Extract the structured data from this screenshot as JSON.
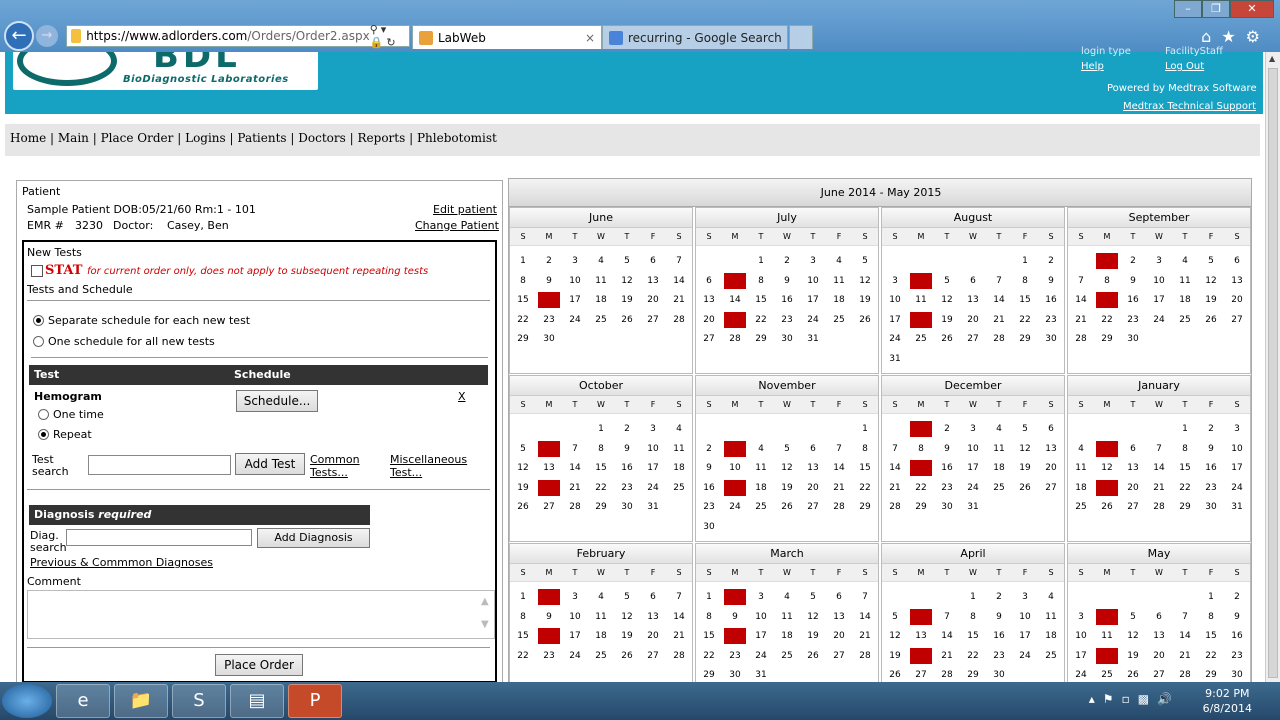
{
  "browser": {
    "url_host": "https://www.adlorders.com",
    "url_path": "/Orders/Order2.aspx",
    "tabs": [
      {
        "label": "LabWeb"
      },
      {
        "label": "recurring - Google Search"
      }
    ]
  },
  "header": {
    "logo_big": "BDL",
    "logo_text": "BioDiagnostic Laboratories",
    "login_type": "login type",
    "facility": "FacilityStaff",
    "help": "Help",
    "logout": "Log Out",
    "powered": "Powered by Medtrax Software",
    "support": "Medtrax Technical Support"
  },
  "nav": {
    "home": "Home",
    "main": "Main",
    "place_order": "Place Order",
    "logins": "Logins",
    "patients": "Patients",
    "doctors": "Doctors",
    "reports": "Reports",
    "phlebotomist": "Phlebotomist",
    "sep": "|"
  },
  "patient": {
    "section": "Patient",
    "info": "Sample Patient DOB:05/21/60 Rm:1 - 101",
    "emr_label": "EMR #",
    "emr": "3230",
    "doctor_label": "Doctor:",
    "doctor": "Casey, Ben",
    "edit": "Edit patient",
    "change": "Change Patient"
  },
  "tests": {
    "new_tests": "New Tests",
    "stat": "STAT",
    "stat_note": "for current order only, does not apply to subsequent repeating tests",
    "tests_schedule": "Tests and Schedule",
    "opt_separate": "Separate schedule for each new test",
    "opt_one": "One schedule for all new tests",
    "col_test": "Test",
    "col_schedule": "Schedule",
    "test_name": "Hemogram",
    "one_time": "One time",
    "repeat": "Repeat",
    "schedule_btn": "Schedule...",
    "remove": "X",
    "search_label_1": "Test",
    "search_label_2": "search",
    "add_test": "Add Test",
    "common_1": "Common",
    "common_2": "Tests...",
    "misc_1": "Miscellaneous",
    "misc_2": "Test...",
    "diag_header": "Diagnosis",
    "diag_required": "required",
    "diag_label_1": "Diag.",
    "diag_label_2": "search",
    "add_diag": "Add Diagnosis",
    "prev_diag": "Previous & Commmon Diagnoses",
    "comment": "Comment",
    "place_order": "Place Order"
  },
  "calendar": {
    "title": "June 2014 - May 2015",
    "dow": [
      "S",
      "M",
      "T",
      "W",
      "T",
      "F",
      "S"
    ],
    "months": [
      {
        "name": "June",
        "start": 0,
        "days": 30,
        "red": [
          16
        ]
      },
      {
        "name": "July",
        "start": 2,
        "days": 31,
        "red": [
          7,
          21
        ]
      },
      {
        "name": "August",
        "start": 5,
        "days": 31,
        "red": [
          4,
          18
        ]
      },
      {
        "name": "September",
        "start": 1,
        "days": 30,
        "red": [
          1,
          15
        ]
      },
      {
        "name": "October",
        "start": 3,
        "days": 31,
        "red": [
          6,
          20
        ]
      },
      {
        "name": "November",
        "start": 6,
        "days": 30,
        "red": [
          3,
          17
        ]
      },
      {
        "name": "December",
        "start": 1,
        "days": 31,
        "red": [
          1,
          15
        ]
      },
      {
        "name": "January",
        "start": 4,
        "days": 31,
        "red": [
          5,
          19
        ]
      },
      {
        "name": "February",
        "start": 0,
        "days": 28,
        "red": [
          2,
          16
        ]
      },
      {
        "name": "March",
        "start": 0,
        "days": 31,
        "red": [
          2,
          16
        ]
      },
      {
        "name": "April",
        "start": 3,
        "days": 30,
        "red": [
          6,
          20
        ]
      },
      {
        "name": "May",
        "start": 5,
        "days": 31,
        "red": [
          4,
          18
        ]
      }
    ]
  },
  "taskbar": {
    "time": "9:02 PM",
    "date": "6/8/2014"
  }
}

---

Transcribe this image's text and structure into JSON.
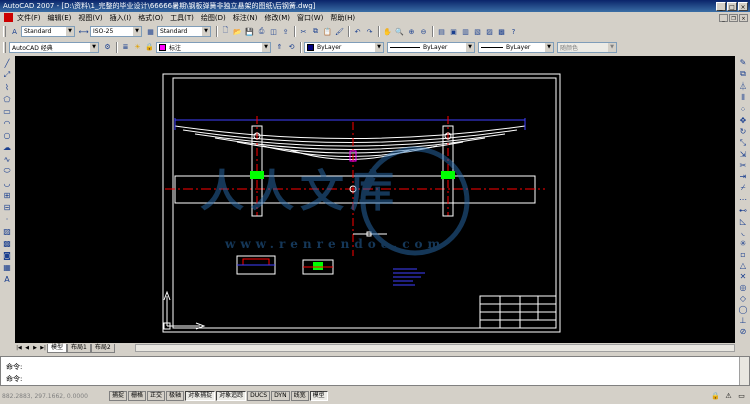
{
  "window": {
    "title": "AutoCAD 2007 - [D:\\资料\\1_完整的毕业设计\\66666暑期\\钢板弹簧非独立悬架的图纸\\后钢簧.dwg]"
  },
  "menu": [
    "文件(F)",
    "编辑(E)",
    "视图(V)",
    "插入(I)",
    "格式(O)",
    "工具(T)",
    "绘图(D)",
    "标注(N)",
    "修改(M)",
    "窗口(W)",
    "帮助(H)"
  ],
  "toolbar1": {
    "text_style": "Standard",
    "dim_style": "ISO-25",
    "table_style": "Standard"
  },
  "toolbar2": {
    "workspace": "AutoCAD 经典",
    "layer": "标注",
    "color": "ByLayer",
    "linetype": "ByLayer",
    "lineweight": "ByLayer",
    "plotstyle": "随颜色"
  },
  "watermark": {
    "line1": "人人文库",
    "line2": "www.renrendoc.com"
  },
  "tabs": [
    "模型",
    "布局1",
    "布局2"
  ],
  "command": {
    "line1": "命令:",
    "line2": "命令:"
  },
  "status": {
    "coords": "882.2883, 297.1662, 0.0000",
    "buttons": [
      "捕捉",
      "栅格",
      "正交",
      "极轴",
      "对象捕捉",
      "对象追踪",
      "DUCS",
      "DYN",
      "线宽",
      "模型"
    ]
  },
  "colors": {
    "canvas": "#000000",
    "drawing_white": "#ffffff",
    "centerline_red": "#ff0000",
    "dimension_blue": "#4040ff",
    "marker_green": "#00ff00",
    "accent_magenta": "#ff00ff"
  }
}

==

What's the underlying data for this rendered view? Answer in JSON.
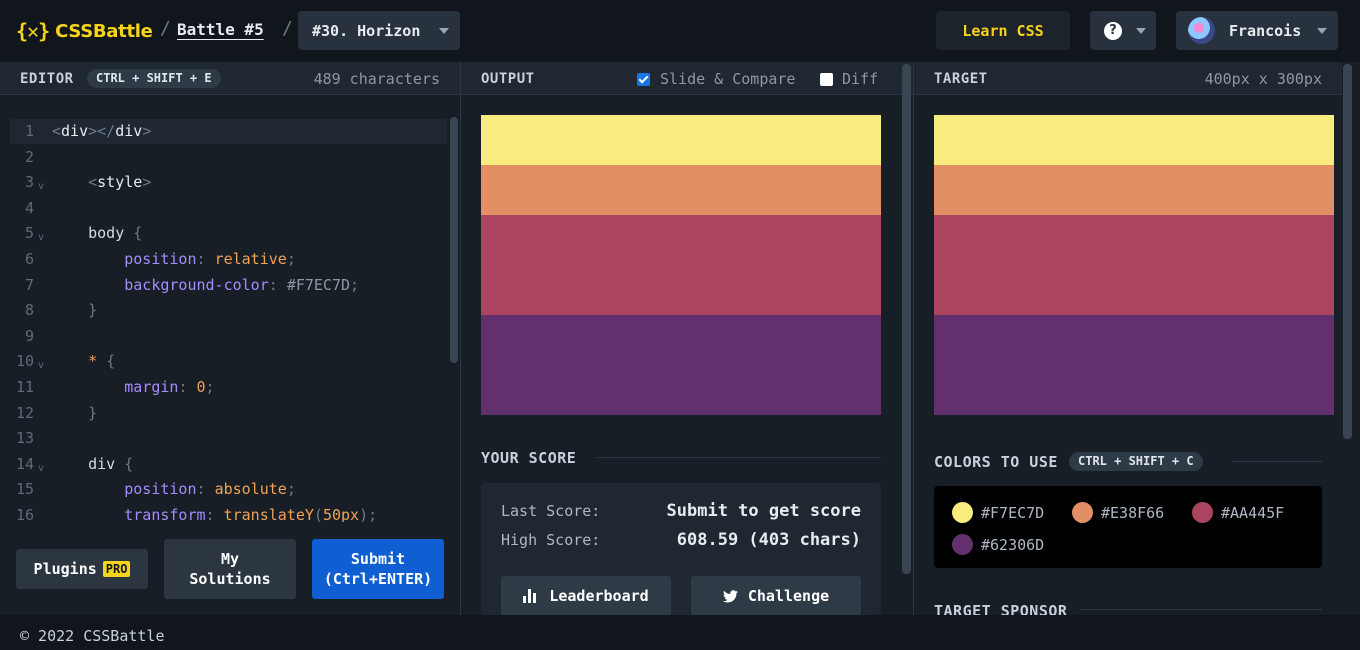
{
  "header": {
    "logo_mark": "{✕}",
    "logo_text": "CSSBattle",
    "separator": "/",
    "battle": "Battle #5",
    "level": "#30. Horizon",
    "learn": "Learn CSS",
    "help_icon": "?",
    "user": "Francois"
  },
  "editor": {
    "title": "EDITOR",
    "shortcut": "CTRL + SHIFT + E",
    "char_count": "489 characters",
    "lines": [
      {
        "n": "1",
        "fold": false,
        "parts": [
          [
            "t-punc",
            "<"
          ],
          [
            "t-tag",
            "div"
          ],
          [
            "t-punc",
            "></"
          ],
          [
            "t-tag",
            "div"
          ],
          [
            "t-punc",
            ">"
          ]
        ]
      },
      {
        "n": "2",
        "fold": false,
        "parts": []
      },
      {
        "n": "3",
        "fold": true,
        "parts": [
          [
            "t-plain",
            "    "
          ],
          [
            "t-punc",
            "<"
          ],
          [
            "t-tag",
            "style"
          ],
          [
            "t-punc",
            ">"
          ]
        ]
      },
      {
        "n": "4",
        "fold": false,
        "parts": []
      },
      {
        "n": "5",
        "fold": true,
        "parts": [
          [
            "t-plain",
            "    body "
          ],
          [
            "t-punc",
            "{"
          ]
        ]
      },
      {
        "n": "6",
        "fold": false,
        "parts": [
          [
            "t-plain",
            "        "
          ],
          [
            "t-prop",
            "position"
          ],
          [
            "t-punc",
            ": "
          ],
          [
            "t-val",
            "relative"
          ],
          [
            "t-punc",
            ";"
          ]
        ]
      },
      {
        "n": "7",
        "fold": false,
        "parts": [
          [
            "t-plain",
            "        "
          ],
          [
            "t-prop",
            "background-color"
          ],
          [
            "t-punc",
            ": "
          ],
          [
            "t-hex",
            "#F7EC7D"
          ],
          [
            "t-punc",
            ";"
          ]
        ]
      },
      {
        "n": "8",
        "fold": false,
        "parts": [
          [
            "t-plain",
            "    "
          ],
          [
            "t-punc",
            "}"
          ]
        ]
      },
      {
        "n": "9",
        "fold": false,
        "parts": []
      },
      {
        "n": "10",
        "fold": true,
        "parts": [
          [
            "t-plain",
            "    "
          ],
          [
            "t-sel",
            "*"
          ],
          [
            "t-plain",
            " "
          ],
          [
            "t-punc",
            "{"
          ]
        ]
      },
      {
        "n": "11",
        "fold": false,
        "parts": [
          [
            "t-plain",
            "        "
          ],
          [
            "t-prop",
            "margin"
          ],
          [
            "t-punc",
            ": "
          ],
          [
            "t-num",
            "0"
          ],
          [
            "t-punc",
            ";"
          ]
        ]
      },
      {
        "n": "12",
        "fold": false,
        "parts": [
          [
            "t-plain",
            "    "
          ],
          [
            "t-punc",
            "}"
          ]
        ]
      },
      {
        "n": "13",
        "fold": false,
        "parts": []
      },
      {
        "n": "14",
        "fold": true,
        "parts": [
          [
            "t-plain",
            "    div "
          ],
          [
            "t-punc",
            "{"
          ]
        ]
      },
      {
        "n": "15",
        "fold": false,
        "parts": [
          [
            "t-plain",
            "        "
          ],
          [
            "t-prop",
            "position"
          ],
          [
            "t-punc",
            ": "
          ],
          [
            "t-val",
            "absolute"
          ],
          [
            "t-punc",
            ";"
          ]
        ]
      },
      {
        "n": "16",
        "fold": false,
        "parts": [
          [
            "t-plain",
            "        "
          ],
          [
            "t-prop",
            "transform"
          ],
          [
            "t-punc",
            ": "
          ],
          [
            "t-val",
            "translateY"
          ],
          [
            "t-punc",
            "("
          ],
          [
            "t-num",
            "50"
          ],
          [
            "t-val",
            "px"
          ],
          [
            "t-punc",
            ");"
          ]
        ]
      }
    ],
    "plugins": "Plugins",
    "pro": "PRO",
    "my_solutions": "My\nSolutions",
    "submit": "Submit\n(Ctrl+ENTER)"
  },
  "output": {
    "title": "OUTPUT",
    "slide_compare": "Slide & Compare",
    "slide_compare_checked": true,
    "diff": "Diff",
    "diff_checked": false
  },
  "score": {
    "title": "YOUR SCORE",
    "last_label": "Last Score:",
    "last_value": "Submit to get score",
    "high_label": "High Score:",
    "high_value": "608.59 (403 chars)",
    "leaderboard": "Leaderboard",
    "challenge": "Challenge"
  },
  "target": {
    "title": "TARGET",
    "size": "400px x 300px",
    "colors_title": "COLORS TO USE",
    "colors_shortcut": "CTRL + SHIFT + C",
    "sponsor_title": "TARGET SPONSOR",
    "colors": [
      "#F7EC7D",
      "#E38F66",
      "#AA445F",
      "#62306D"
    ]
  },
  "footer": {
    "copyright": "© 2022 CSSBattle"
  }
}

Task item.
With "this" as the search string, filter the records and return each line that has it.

Response below.
Extract the structured data from this screenshot as JSON.
Transcribe this image's text and structure into JSON.
What's the underlying data for this rendered view? Answer in JSON.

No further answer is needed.